Carol Emshwiller (b 1921)
Family depicted have survived world war III. The son disabled, can only communicate through violence. Couple loving each other. Risky to have a child: mother might die. Loose-loose situation.

Authors explore: What would happen to women and theri families in the prospect of WW III.


"Shadow on the Earth" 1950 by Judith Merril.
Men and women working together, striving in the radioactivity. Gladys transforms from helpless houswife through allying with other women. Vita, Galdys, Eve cluster to protect children.
Partial solution: allying with scientists. The men, who have been outside, die of radioactivity. Makes a strong case of peace activity in the present.
Embracing the domestic realm.

Marion Zimmer Bradley. The wind people
Female officer: choose ship or child. Stays on an ailien planet with her son Robin. Who's father might be one of the wind people, the natives on the alien planet. Insestious theme, ending in death.

So how make a situation where professional work doesnt result in death and disaster?

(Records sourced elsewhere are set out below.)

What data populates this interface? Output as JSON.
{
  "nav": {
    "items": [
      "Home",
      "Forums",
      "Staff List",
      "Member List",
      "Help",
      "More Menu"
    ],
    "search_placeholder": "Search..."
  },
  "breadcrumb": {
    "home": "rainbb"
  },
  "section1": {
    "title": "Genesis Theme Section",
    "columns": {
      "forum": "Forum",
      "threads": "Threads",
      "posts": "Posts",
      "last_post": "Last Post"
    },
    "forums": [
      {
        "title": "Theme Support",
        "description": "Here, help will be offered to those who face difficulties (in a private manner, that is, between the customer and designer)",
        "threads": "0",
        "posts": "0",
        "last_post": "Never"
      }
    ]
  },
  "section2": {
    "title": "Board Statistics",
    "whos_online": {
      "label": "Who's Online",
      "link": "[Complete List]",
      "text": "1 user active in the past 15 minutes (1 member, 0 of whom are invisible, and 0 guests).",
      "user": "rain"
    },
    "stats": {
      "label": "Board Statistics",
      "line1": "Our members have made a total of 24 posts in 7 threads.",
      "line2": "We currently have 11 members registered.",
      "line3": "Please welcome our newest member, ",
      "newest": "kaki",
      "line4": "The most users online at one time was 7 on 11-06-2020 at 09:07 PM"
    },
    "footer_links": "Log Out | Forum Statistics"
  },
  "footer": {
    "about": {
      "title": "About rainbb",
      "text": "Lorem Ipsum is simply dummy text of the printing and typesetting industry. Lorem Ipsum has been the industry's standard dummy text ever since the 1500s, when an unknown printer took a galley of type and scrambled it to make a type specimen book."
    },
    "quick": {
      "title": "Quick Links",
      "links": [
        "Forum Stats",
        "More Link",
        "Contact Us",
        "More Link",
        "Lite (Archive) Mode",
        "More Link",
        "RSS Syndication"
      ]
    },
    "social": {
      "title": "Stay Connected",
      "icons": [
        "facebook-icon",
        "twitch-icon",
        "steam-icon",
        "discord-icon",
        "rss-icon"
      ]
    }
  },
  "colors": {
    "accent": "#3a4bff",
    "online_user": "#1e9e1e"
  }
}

Katherine MacLean (b1929)
Frankenstein. Madness. Female protagonist gives herself body of an 18 year old. Insanity, ends in hospital.

MacLean suggests that not only professional relationships are important (? I think i missed something here)

Judith Merril: "Daughters of Earth"
Six generations of women are followed as they leav earth. Technoscience society. Can it solve the gender work vs domestic life problem?
The way colonization is done is changed.
Learning to communicate better. "A feeling for the organism"

Myth: male authors created the realm in 1950ies. That the female authors started writing in the 60ies.
Not true.

Dystopian storytelling. Future in terms of disaster.

Z: begin identifying story telling structures that has been written in times of change.
Narrative strategy. ...understand the language of the enemy. Female authors did this. To help ppl think about the war differently.

Question time.
The research process?
...found loads of texts by female authors that she had never heard about.
Used for doing political work.

Reproductive technologies? Mutant childeren...